“As we are in the grip of a climate emergency, the more people who eat less meat the better. That is why we have launched this fresh take on flexitarianism,” the company wrote.
“We wanted to make a burger that delivered on flavour and enabled anyone to make a transition to eating less animal-based protein.”
In March, a study conducted by YouGov discovered that 14 per cent of people in the UK identify as “flexitarians”, which is when people follow predominantly meat-free diets, although they eat meat on occasion.
While many of the responses to the BrewDog Hybrid Burger criticised the concept, there were some Twitter users who defended the idea.
“This seems like a great way to reduce meat consumption for people who might have a hard time giving it up entirely at first!” one person tweeted.
“There’s a climate emergency. We don’t (just) need a small number of people eating no meat, we need a large number of people eating a lot less meat,” someone else remarked.
Some Twitter users have suggested the hybrid burger is so absurd it can only be a “marketing ploy”.
“The thing is about BrewDog is that you have to understand that everything is a marketing ploy,” one person wrote.
“The outlandish burger? A ploy. The brash statements? Also a ploy.”
This isn’t the first time the company has used controversial tactics to gain media attention.
Last year, BrewDog was heavily criticised for releasing a “beer for girls” ahead of International Women’s Day, designed with a pink label on the bottle and sold at a lower price point than other beers on the menu.
The company said that the product was an “overt parody on the failed, tone-deaf campaigns that some brands have attempted in order to attract women”.
However, several people expressed their view that the firm was unsuccessful in its attempt to break down gender stereotypes.
“Seems like yet another bizarre move by them. I really don’t see how it tackles sexism or the gender pay gap.
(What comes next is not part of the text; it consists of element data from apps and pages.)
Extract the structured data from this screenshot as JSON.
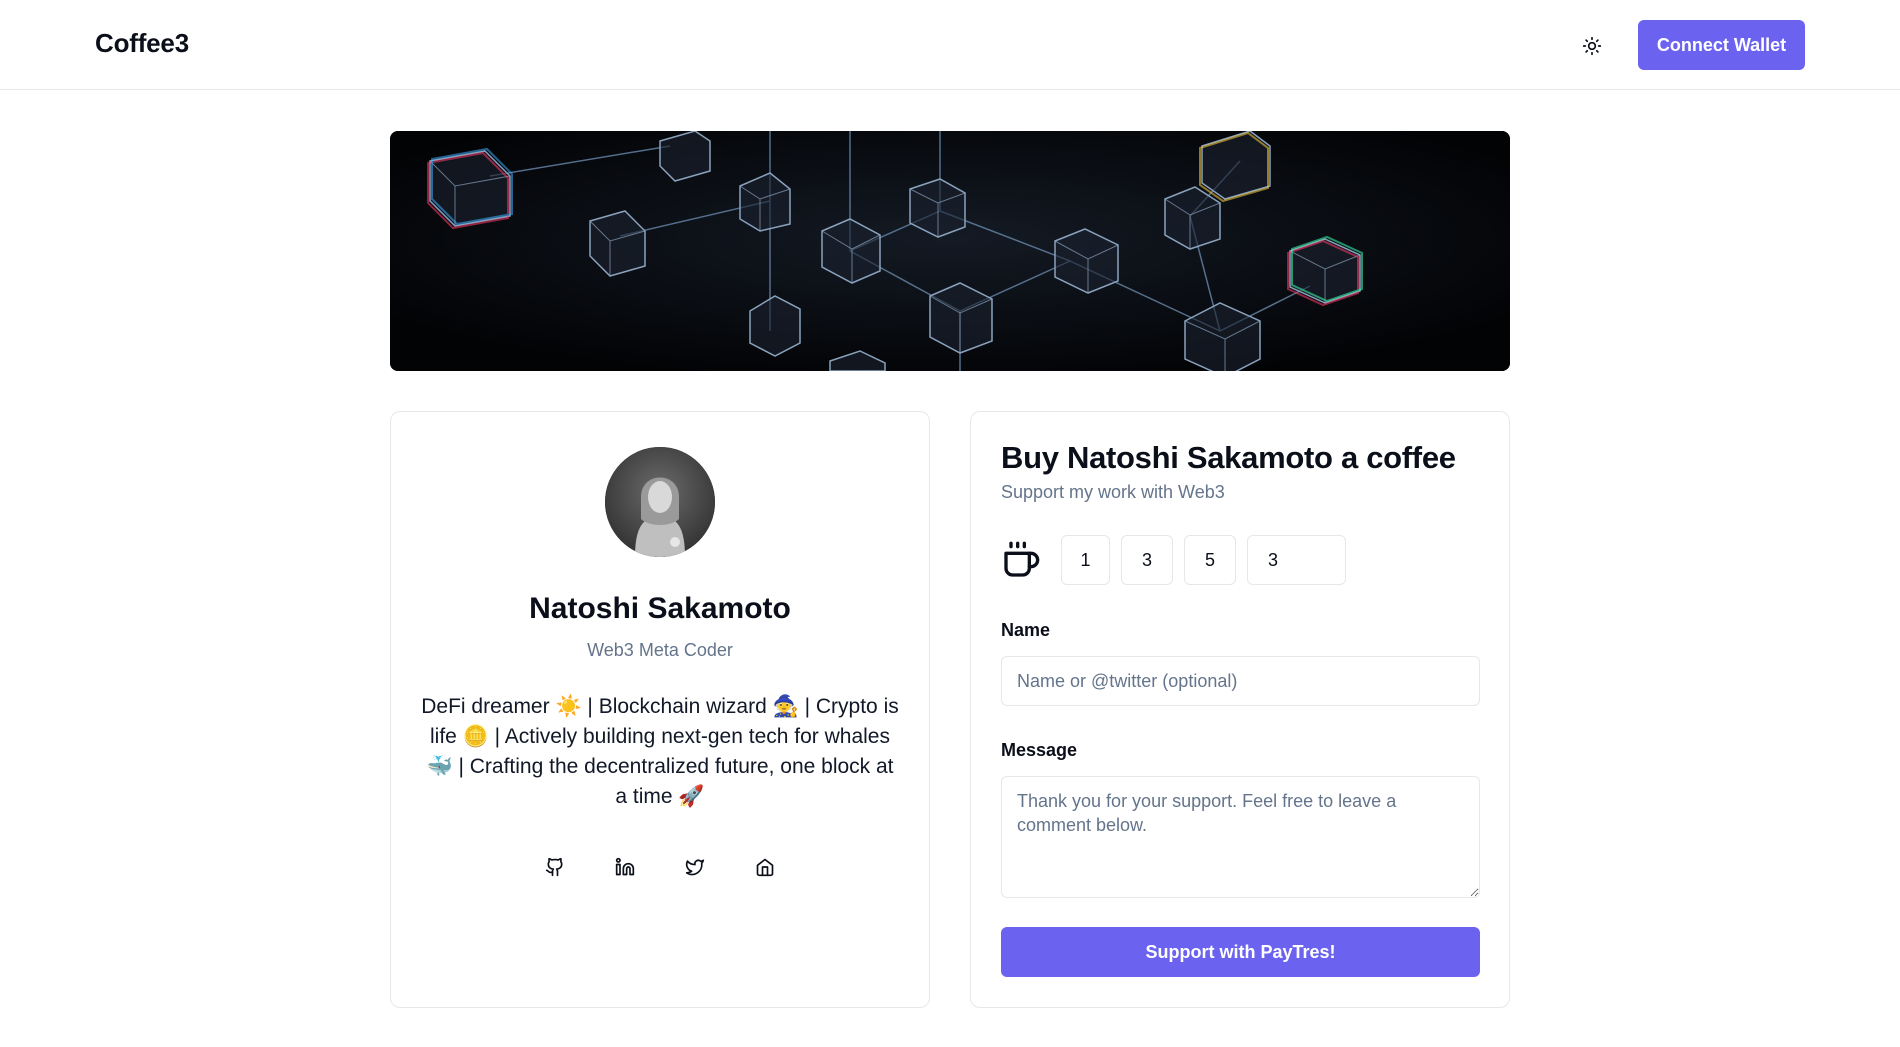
{
  "header": {
    "brand": "Coffee3",
    "theme_toggle_icon": "sun-icon",
    "connect_label": "Connect Wallet"
  },
  "banner": {
    "description_icon": "blockchain-network-image"
  },
  "profile": {
    "name": "Natoshi Sakamoto",
    "title": "Web3 Meta Coder",
    "bio": "DeFi dreamer ☀️ | Blockchain wizard 🧙 | Crypto is life 🪙 | Actively building next-gen tech for whales 🐳 | Crafting the decentralized future, one block at a time 🚀",
    "socials": [
      "github-icon",
      "linkedin-icon",
      "twitter-icon",
      "home-icon"
    ]
  },
  "support": {
    "title": "Buy Natoshi Sakamoto a coffee",
    "subtitle": "Support my work with Web3",
    "amounts": [
      "1",
      "3",
      "5"
    ],
    "custom_amount": "3",
    "name_label": "Name",
    "name_placeholder": "Name or @twitter (optional)",
    "message_label": "Message",
    "message_placeholder": "Thank you for your support. Feel free to leave a comment below.",
    "submit_label": "Support with PayTres!"
  },
  "colors": {
    "accent": "#6b63f0",
    "border": "#e5e7eb",
    "muted": "#64748b"
  }
}
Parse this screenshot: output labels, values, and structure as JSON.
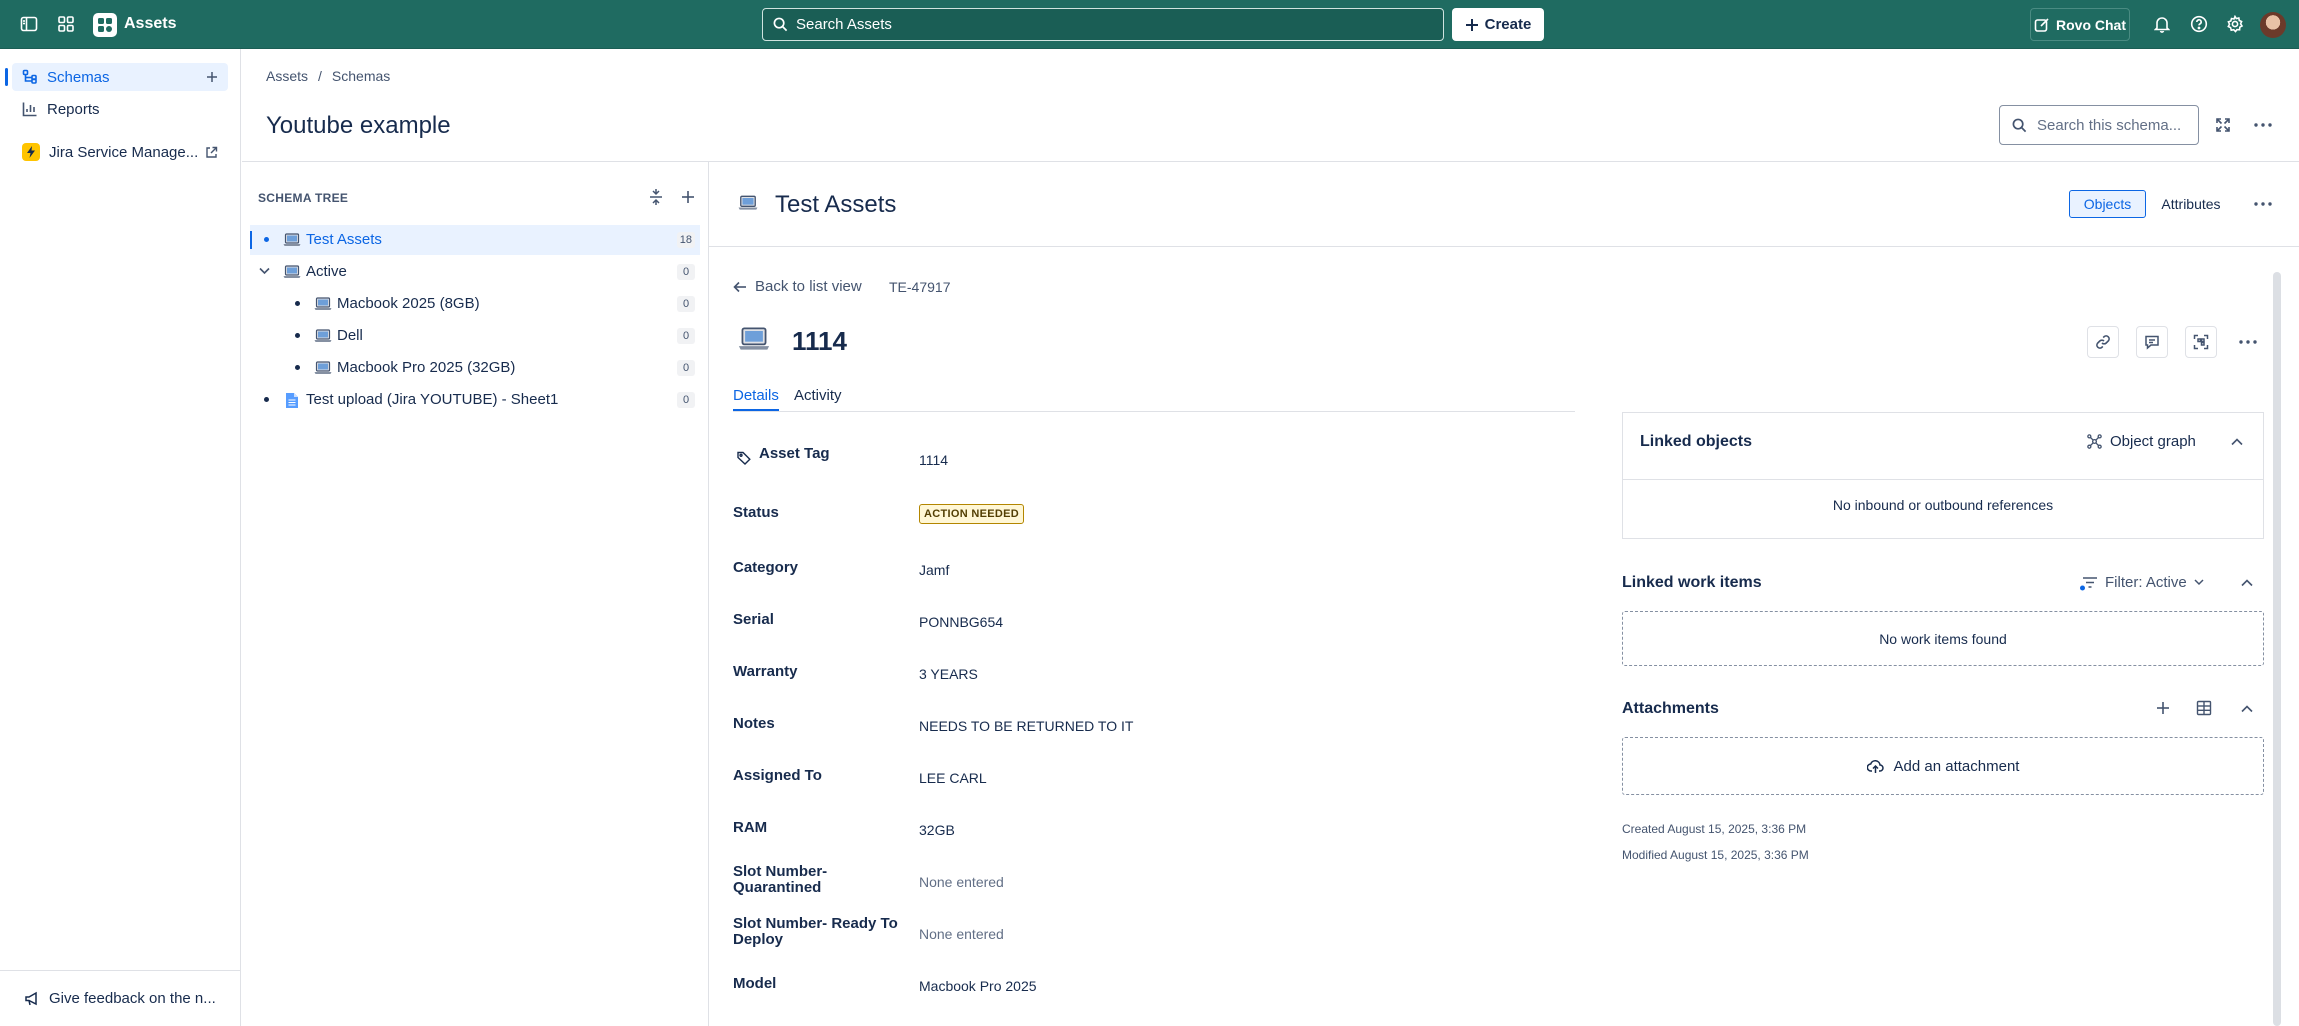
{
  "topbar": {
    "app_name": "Assets",
    "search_placeholder": "Search Assets",
    "create_label": "Create",
    "rovo_label": "Rovo Chat"
  },
  "sidebar": {
    "items": [
      {
        "label": "Schemas",
        "icon": "schema-icon"
      },
      {
        "label": "Reports",
        "icon": "chart-icon"
      },
      {
        "label": "Jira Service Manage...",
        "icon": "jsm-icon"
      }
    ],
    "feedback_label": "Give feedback on the n..."
  },
  "header": {
    "breadcrumb": [
      "Assets",
      "/",
      "Schemas"
    ],
    "title": "Youtube example",
    "schema_search_placeholder": "Search this schema..."
  },
  "tree": {
    "title": "SCHEMA TREE",
    "rows": [
      {
        "label": "Test Assets",
        "count": "18"
      },
      {
        "label": "Active",
        "count": "0"
      },
      {
        "label": "Macbook 2025 (8GB)",
        "count": "0"
      },
      {
        "label": "Dell",
        "count": "0"
      },
      {
        "label": "Macbook Pro 2025 (32GB)",
        "count": "0"
      },
      {
        "label": "Test upload (Jira YOUTUBE) - Sheet1",
        "count": "0"
      }
    ]
  },
  "main": {
    "title": "Test Assets",
    "view_toggle": [
      "Objects",
      "Attributes"
    ],
    "back_label": "Back to list view",
    "object_key": "TE-47917",
    "object_name": "1114",
    "tabs": [
      "Details",
      "Activity"
    ],
    "attributes": [
      {
        "label": "Asset Tag",
        "value": "1114"
      },
      {
        "label": "Status",
        "value": "ACTION NEEDED"
      },
      {
        "label": "Category",
        "value": "Jamf"
      },
      {
        "label": "Serial",
        "value": "PONNBG654"
      },
      {
        "label": "Warranty",
        "value": "3 YEARS"
      },
      {
        "label": "Notes",
        "value": "NEEDS TO BE RETURNED TO IT"
      },
      {
        "label": "Assigned To",
        "value": "LEE CARL"
      },
      {
        "label": "RAM",
        "value": "32GB"
      },
      {
        "label": "Slot Number- Quarantined",
        "value": "None entered"
      },
      {
        "label": "Slot Number- Ready To Deploy",
        "value": "None entered"
      },
      {
        "label": "Model",
        "value": "Macbook Pro 2025"
      }
    ]
  },
  "right": {
    "linked_objects": {
      "title": "Linked objects",
      "graph_label": "Object graph",
      "empty": "No inbound or outbound references"
    },
    "linked_work": {
      "title": "Linked work items",
      "filter_label": "Filter: Active",
      "empty": "No work items found"
    },
    "attachments": {
      "title": "Attachments",
      "add_label": "Add an attachment"
    },
    "created": "Created August 15, 2025, 3:36 PM",
    "modified": "Modified August 15, 2025, 3:36 PM"
  },
  "colors": {
    "topbar": "#1f6b61",
    "accent": "#0c66e4",
    "status_lozenge": "#fff7d6"
  }
}
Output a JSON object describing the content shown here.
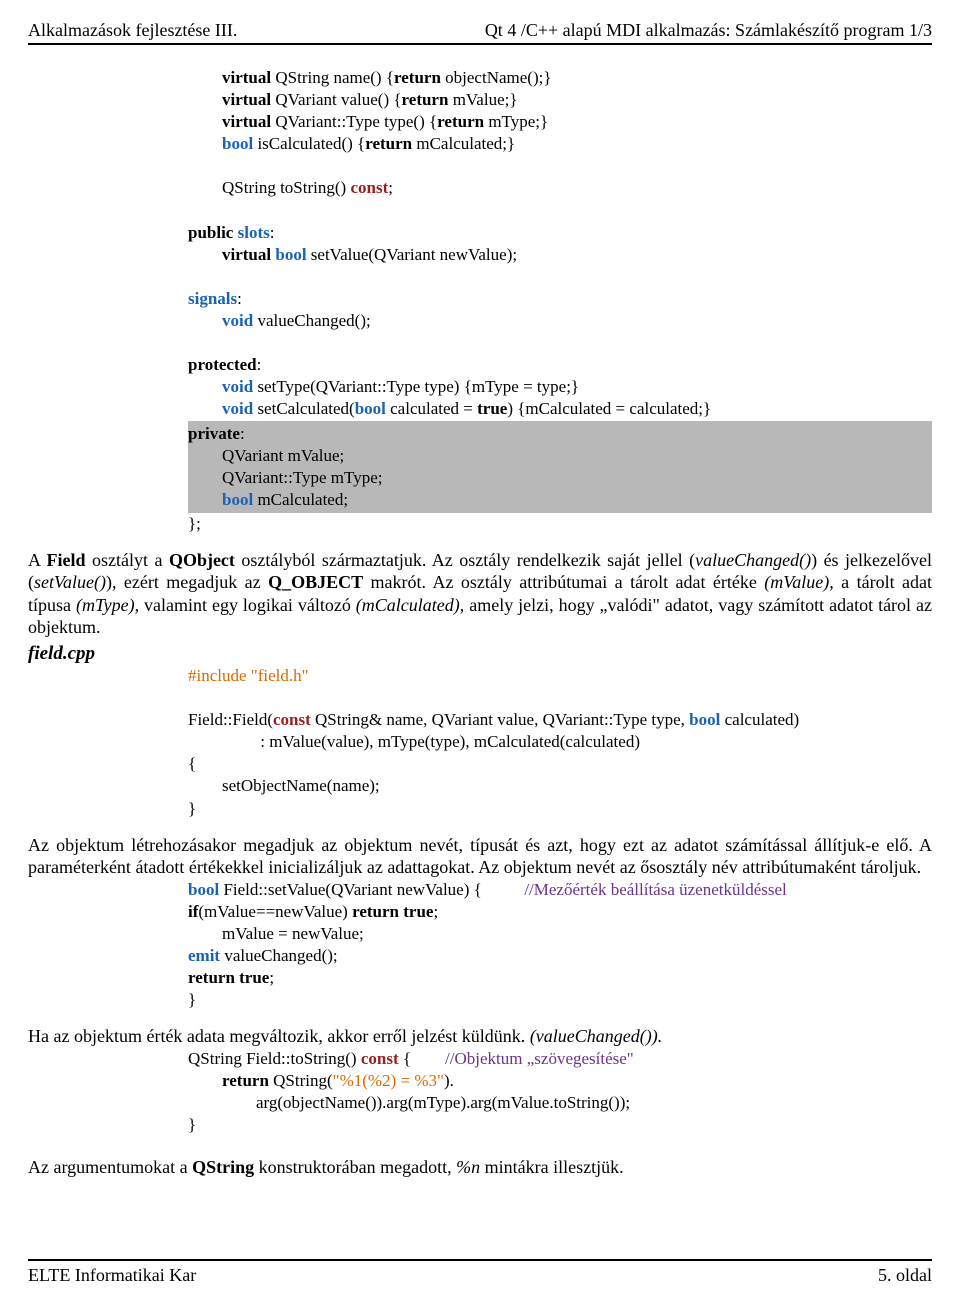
{
  "header": {
    "left": "Alkalmazások fejlesztése III.",
    "right": "Qt 4 /C++ alapú MDI alkalmazás: Számlakészítő program 1/3"
  },
  "code1": {
    "l1a": "virtual",
    "l1b": " QString name() {",
    "l1c": "return",
    "l1d": " objectName();}",
    "l2a": "virtual",
    "l2b": " QVariant value() {",
    "l2c": "return",
    "l2d": " mValue;}",
    "l3a": "virtual",
    "l3b": " QVariant::Type type() {",
    "l3c": "return",
    "l3d": " mType;}",
    "l4a": "bool",
    "l4b": " isCalculated() {",
    "l4c": "return",
    "l4d": " mCalculated;}",
    "l5a": "QString toString() ",
    "l5b": "const",
    "l5c": ";",
    "l6a": "public",
    "l6b": " slots",
    "l6c": ":",
    "l7a": "virtual",
    "l7b": " ",
    "l7c": "bool",
    "l7d": " setValue(QVariant newValue);",
    "l8a": "signals",
    "l8b": ":",
    "l9a": "void",
    "l9b": " valueChanged();",
    "l10a": "protected",
    "l10b": ":",
    "l11a": "void",
    "l11b": " setType(QVariant::Type type) {mType = type;}",
    "l12a": "void",
    "l12b": " setCalculated(",
    "l12c": "bool",
    "l12d": " calculated = ",
    "l12e": "true",
    "l12f": ") {mCalculated = calculated;}",
    "p1a": "private",
    "p1b": ":",
    "p2": "QVariant mValue;",
    "p3": "QVariant::Type mType;",
    "p4a": "bool",
    "p4b": " mCalculated;",
    "p5": "};"
  },
  "para1": {
    "t1": "A ",
    "t2": "Field",
    "t3": " osztályt a ",
    "t4": "QObject",
    "t5": " osztályból származtatjuk. Az osztály rendelkezik saját jellel (",
    "t6": "valueChanged()",
    "t7": ") és jelkezelővel (",
    "t8": "setValue()",
    "t9": "), ezért megadjuk az ",
    "t10": "Q_OBJECT",
    "t11": " makrót. Az osztály attribútumai a tárolt adat értéke ",
    "t12": "(mValue),",
    "t13": " a tárolt adat típusa ",
    "t14": "(mType),",
    "t15": "  valamint egy logikai változó ",
    "t16": "(mCalculated),",
    "t17": " amely jelzi, hogy „valódi\" adatot, vagy számított adatot tárol az objektum."
  },
  "sec": "field.cpp",
  "code2": {
    "inc1": "#include ",
    "inc2": "\"field.h\"",
    "l1a": "Field::Field(",
    "l1b": "const",
    "l1c": " QString& name, QVariant value, QVariant::Type type, ",
    "l1d": "bool",
    "l1e": " calculated)",
    "l2": "                 : mValue(value), mType(type), mCalculated(calculated)",
    "l3": "{",
    "l4": "        setObjectName(name);",
    "l5": "}"
  },
  "para2": "Az objektum létrehozásakor megadjuk az objektum nevét, típusát és azt, hogy ezt az adatot számítással állítjuk-e elő. A paraméterként átadott értékekkel inicializáljuk az adattagokat. Az objektum nevét az ősosztály név attribútumaként tároljuk.",
  "code3": {
    "l1a": "bool",
    "l1b": " Field::setValue(QVariant newValue) {          ",
    "l1c": "//Mezőérték beállítása üzenetküldéssel",
    "l2a": "if",
    "l2b": "(mValue==newValue) ",
    "l2c": "return true",
    "l2d": ";",
    "l3": "        mValue = newValue;",
    "l4a": "emit",
    "l4b": " valueChanged();",
    "l5a": "return true",
    "l5b": ";",
    "l6": "}"
  },
  "para3": {
    "t1": "Ha az objektum érték adata megváltozik, akkor erről jelzést küldünk. ",
    "t2": "(valueChanged())."
  },
  "code4": {
    "l1a": "QString Field::toString() ",
    "l1b": "const",
    "l1c": " {        ",
    "l1d": "//Objektum „szövegesítése\"",
    "l2a": "return",
    "l2b": " QString(",
    "l2c": "\"%1(%2) = %3\"",
    "l2d": ").",
    "l3": "                arg(objectName()).arg(mType).arg(mValue.toString());",
    "l4": "}"
  },
  "para4": {
    "t1": "Az argumentumokat a ",
    "t2": "QString",
    "t3": " konstruktorában megadott, ",
    "t4": "%n",
    "t5": " mintákra illesztjük."
  },
  "footer": {
    "left": "ELTE Informatikai Kar",
    "right": "5. oldal"
  }
}
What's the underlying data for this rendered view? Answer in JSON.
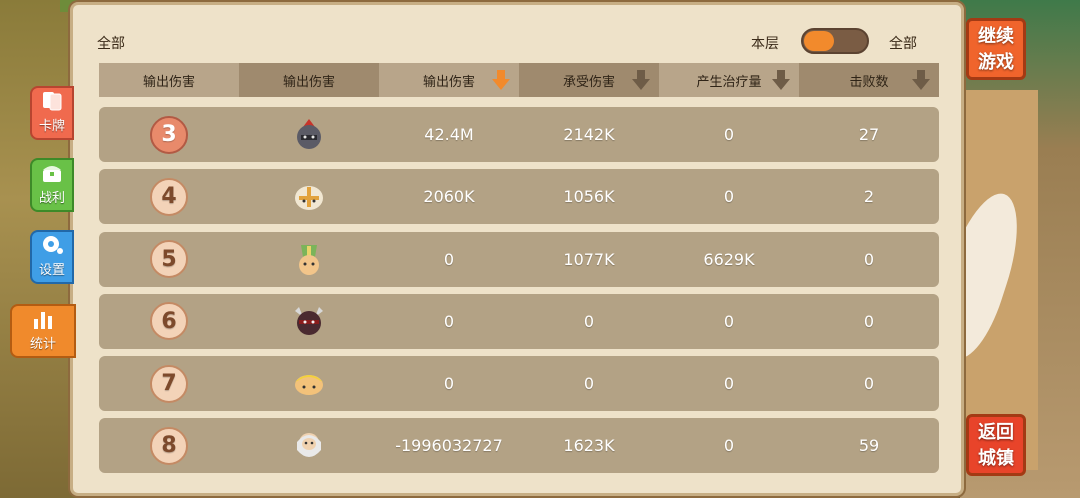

Doesn’t this label and name just perpetuate sexism further?” one critic tweeted.
Earlier this year, a man successfully sued BrewDog for sex discrimination after a bartender refused to sell him the discounted Pink IPA.
The customer in question, Dr Thomas Bower, said he felt “forced” to identify as female in order to purchase the drink.